PROBLEM TO SOLVE =
Say how many lines in the records contain the string "views". Nothing but the number should be given.

Data about app and page elements:
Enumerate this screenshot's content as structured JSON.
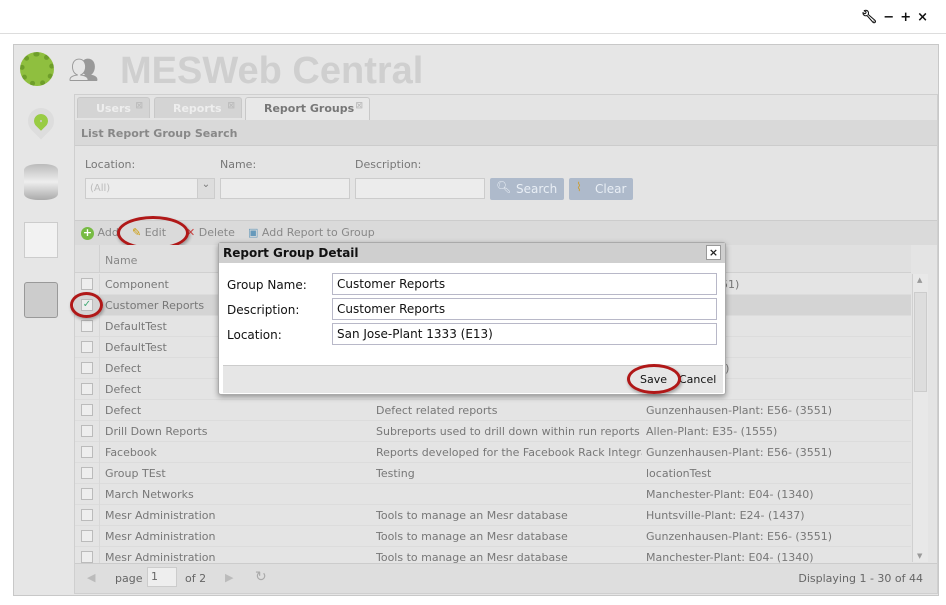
{
  "app": {
    "title": "MESWeb Central",
    "window_controls": [
      "wrench-icon",
      "minimize-icon",
      "maximize-icon",
      "close-icon"
    ]
  },
  "tabs": [
    {
      "label": "Users",
      "active": false
    },
    {
      "label": "Reports",
      "active": false
    },
    {
      "label": "Report Groups",
      "active": true
    }
  ],
  "search": {
    "title": "List Report Group Search",
    "location_label": "Location:",
    "location_value": "(All)",
    "name_label": "Name:",
    "name_value": "",
    "description_label": "Description:",
    "description_value": "",
    "search_button": "Search",
    "clear_button": "Clear"
  },
  "toolbar": {
    "add": "Add",
    "edit": "Edit",
    "delete": "Delete",
    "add_report": "Add Report to Group"
  },
  "grid": {
    "columns": [
      "Name"
    ],
    "rows": [
      {
        "name": "Component",
        "description": "",
        "location": "lant: E56- (3551)",
        "checked": false
      },
      {
        "name": "Customer Reports",
        "description": "",
        "location": "333 (E13)",
        "checked": true
      },
      {
        "name": "DefaultTest",
        "description": "",
        "location": "",
        "checked": false
      },
      {
        "name": "DefaultTest",
        "description": "",
        "location": "",
        "checked": false
      },
      {
        "name": "Defect",
        "description": "",
        "location": "nt: E04- (1340)",
        "checked": false
      },
      {
        "name": "Defect",
        "description": "",
        "location": "(1555)",
        "checked": false
      },
      {
        "name": "Defect",
        "description": "Defect related reports",
        "location": "Gunzenhausen-Plant: E56- (3551)",
        "checked": false
      },
      {
        "name": "Drill Down Reports",
        "description": "Subreports used to drill down within run reports",
        "location": "Allen-Plant: E35- (1555)",
        "checked": false
      },
      {
        "name": "Facebook",
        "description": "Reports developed for the Facebook Rack Integra...",
        "location": "Gunzenhausen-Plant: E56- (3551)",
        "checked": false
      },
      {
        "name": "Group TEst",
        "description": "Testing",
        "location": "locationTest",
        "checked": false
      },
      {
        "name": "March Networks",
        "description": "",
        "location": "Manchester-Plant: E04- (1340)",
        "checked": false
      },
      {
        "name": "Mesr Administration",
        "description": "Tools to manage an Mesr database",
        "location": "Huntsville-Plant: E24- (1437)",
        "checked": false
      },
      {
        "name": "Mesr Administration",
        "description": "Tools to manage an Mesr database",
        "location": "Gunzenhausen-Plant: E56- (3551)",
        "checked": false
      },
      {
        "name": "Mesr Administration",
        "description": "Tools to manage an Mesr database",
        "location": "Manchester-Plant: E04- (1340)",
        "checked": false
      }
    ]
  },
  "pager": {
    "page_label": "page",
    "page_value": "1",
    "of_label": "of 2",
    "display": "Displaying 1 - 30 of 44"
  },
  "dialog": {
    "title": "Report Group Detail",
    "group_name_label": "Group Name:",
    "group_name_value": "Customer Reports",
    "description_label": "Description:",
    "description_value": "Customer Reports",
    "location_label": "Location:",
    "location_value": "San Jose-Plant 1333 (E13)",
    "save": "Save",
    "cancel": "Cancel"
  },
  "colors": {
    "highlight_ring": "#b01818",
    "button_bg": "#aebacb"
  }
}
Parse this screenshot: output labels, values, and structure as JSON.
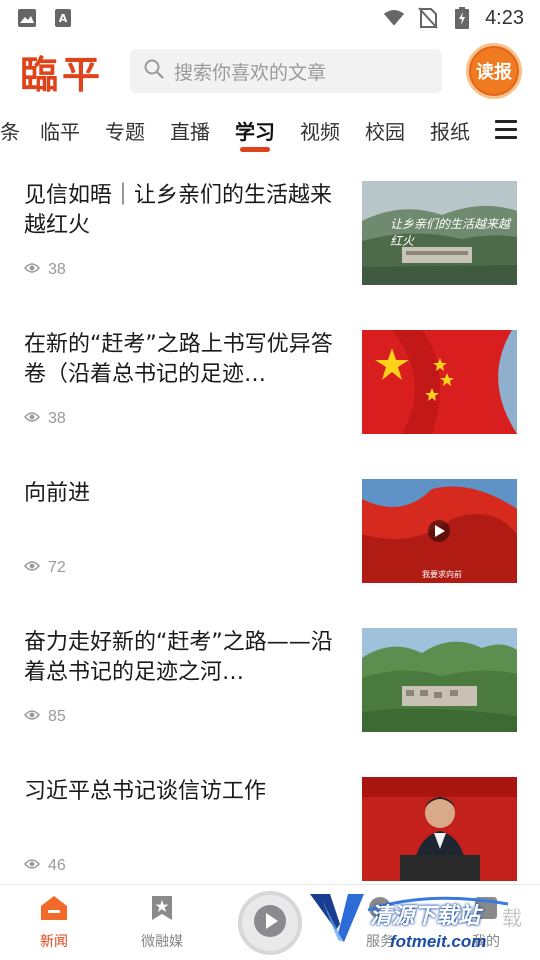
{
  "status_bar": {
    "time": "4:23",
    "icons": [
      "image-icon",
      "a-notification-icon",
      "wifi-icon",
      "no-sim-icon",
      "battery-charging-icon"
    ]
  },
  "header": {
    "logo": "臨平",
    "search_placeholder": "搜索你喜欢的文章",
    "read_badge": "读报"
  },
  "tabs": [
    {
      "label": "条"
    },
    {
      "label": "临平"
    },
    {
      "label": "专题"
    },
    {
      "label": "直播"
    },
    {
      "label": "学习",
      "active": true
    },
    {
      "label": "视频"
    },
    {
      "label": "校园"
    },
    {
      "label": "报纸"
    }
  ],
  "articles": [
    {
      "title": "见信如晤｜让乡亲们的生活越来越红火",
      "views": "38",
      "thumb": "village-landscape",
      "thumb_caption": "让乡亲们的生活越来越红火"
    },
    {
      "title": "在新的“赶考”之路上书写优异答卷（沿着总书记的足迹…",
      "views": "38",
      "thumb": "national-flag"
    },
    {
      "title": "向前进",
      "views": "72",
      "thumb": "flag-video",
      "thumb_caption": "我要求向前"
    },
    {
      "title": "奋力走好新的“赶考”之路——沿着总书记的足迹之河…",
      "views": "85",
      "thumb": "mountain-village"
    },
    {
      "title": "习近平总书记谈信访工作",
      "views": "46",
      "thumb": "speaker-photo"
    }
  ],
  "bottom_nav": [
    {
      "label": "新闻",
      "icon": "home-icon",
      "active": true
    },
    {
      "label": "微融媒",
      "icon": "bookmark-star-icon"
    },
    {
      "label": "",
      "icon": "play-icon"
    },
    {
      "label": "服务",
      "icon": "service-icon"
    },
    {
      "label": "我的",
      "icon": "profile-icon"
    }
  ],
  "watermark": {
    "text": "清源下载站",
    "url": "fotmeit.com",
    "suffix": "载"
  },
  "colors": {
    "accent": "#e0431a",
    "badge": "#f07a1f"
  }
}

SOLUTION FOR THIS EXERCISE =
5